**REQUIRED ACTION:** Repeat all of the material exactly, with no line missing.

EXCERPTED DATA below:

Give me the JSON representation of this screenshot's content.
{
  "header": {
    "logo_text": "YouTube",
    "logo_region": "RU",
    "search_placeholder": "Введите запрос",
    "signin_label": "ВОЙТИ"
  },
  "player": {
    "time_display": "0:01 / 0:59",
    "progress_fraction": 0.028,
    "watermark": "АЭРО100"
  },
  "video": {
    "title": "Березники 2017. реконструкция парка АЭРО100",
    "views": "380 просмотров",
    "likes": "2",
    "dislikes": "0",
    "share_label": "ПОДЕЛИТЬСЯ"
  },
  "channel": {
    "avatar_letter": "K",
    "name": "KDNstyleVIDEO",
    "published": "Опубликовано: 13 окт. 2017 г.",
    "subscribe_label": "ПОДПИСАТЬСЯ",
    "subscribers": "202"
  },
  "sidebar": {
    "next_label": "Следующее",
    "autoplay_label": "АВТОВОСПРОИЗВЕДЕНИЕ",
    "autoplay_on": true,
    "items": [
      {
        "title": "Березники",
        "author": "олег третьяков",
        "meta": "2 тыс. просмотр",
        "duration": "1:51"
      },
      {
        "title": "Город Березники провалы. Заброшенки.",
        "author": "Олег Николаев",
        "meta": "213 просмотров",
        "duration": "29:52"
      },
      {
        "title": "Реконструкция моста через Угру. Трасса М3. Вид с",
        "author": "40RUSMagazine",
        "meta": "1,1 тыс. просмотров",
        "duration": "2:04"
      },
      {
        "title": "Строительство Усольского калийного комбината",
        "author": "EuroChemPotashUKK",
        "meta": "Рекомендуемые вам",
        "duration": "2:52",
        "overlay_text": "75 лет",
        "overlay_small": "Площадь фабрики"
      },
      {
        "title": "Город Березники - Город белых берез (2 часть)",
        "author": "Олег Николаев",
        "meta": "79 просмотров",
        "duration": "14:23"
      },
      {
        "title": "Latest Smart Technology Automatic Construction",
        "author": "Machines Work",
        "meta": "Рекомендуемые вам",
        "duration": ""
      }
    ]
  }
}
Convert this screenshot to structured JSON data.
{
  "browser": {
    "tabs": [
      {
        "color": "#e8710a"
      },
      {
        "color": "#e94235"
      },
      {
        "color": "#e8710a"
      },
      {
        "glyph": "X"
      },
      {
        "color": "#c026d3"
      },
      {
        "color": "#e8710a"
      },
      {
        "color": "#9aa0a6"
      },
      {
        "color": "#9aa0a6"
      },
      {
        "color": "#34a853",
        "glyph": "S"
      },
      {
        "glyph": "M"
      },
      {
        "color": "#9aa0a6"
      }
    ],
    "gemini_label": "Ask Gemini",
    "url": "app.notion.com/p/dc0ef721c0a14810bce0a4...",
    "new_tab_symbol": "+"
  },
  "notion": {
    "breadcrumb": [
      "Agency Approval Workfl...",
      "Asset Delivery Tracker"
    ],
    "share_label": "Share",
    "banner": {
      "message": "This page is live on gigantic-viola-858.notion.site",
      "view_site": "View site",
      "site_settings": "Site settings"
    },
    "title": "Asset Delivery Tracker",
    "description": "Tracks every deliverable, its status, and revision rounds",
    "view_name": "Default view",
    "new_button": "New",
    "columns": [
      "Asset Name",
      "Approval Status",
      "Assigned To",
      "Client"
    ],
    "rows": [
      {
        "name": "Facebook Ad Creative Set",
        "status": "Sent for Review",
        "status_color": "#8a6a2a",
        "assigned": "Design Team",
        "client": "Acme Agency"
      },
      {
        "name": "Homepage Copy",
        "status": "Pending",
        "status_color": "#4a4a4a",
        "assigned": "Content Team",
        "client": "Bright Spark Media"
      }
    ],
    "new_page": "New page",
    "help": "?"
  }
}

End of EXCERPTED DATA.

**EXERCISE ANSWER:**
Give me the JSON representation of this screenshot's content.
{
  "header": {
    "logo_text": "YouTube",
    "logo_region": "RU",
    "search_placeholder": "Введите запрос",
    "signin_label": "ВОЙТИ"
  },
  "player": {
    "time_display": "0:01 / 0:59",
    "progress_fraction": 0.028,
    "watermark": "АЭРО100"
  },
  "video": {
    "title": "Березники 2017. реконструкция парка АЭРО100",
    "views": "380 просмотров",
    "likes": "2",
    "dislikes": "0",
    "share_label": "ПОДЕЛИТЬСЯ"
  },
  "channel": {
    "avatar_letter": "K",
    "name": "KDNstyleVIDEO",
    "published": "Опубликовано: 13 окт. 2017 г.",
    "subscribe_label": "ПОДПИСАТЬСЯ",
    "subscribers": "202"
  },
  "sidebar": {
    "next_label": "Следующее",
    "autoplay_label": "АВТОВОСПРОИЗВЕДЕНИЕ",
    "autoplay_on": true,
    "items": [
      {
        "title": "Березники",
        "author": "олег третьяков",
        "meta": "2 тыс. просмотр",
        "duration": "1:51"
      },
      {
        "title": "Город Березники провалы. Заброшенки.",
        "author": "Олег Николаев",
        "meta": "213 просмотров",
        "duration": "29:52"
      },
      {
        "title": "Реконструкция моста через Угру. Трасса М3. Вид с",
        "author": "40RUSMagazine",
        "meta": "1,1 тыс. просмотров",
        "duration": "2:04"
      },
      {
        "title": "Строительство Усольского калийного комбината",
        "author": "EuroChemPotashUKK",
        "meta": "Рекомендуемые вам",
        "duration": "2:52",
        "overlay_text": "75 лет",
        "overlay_small": "Площадь фабрики"
      },
      {
        "title": "Город Березники - Город белых берез (2 часть)",
        "author": "Олег Николаев",
        "meta": "79 просмотров",
        "duration": "14:23"
      },
      {
        "title": "Latest Smart Technology Automatic Construction",
        "author": "Machines Work",
        "meta": "Рекомендуемые вам",
        "duration": ""
      }
    ]
  }
}
Convert this screenshot to structured JSON data.
{
  "browser": {
    "tabs": [
      {
        "color": "#e8710a"
      },
      {
        "color": "#e94235"
      },
      {
        "color": "#e8710a"
      },
      {
        "glyph": "X"
      },
      {
        "color": "#c026d3"
      },
      {
        "color": "#e8710a"
      },
      {
        "color": "#9aa0a6"
      },
      {
        "color": "#9aa0a6"
      },
      {
        "color": "#34a853",
        "glyph": "S"
      },
      {
        "glyph": "M"
      },
      {
        "color": "#9aa0a6"
      }
    ],
    "gemini_label": "Ask Gemini",
    "url": "app.notion.com/p/dc0ef721c0a14810bce0a4...",
    "new_tab_symbol": "+"
  },
  "notion": {
    "breadcrumb": [
      "Agency Approval Workfl...",
      "Asset Delivery Tracker"
    ],
    "share_label": "Share",
    "banner": {
      "message": "This page is live on gigantic-viola-858.notion.site",
      "view_site": "View site",
      "site_settings": "Site settings"
    },
    "title": "Asset Delivery Tracker",
    "description": "Tracks every deliverable, its status, and revision rounds",
    "view_name": "Default view",
    "new_button": "New",
    "columns": [
      "Asset Name",
      "Approval Status",
      "Assigned To",
      "Client"
    ],
    "rows": [
      {
        "name": "Facebook Ad Creative Set",
        "status": "Sent for Review",
        "status_color": "#8a6a2a",
        "assigned": "Design Team",
        "client": "Acme Agency"
      },
      {
        "name": "Homepage Copy",
        "status": "Pending",
        "status_color": "#4a4a4a",
        "assigned": "Content Team",
        "client": "Bright Spark Media"
      }
    ],
    "new_page": "New page",
    "help": "?"
  }
}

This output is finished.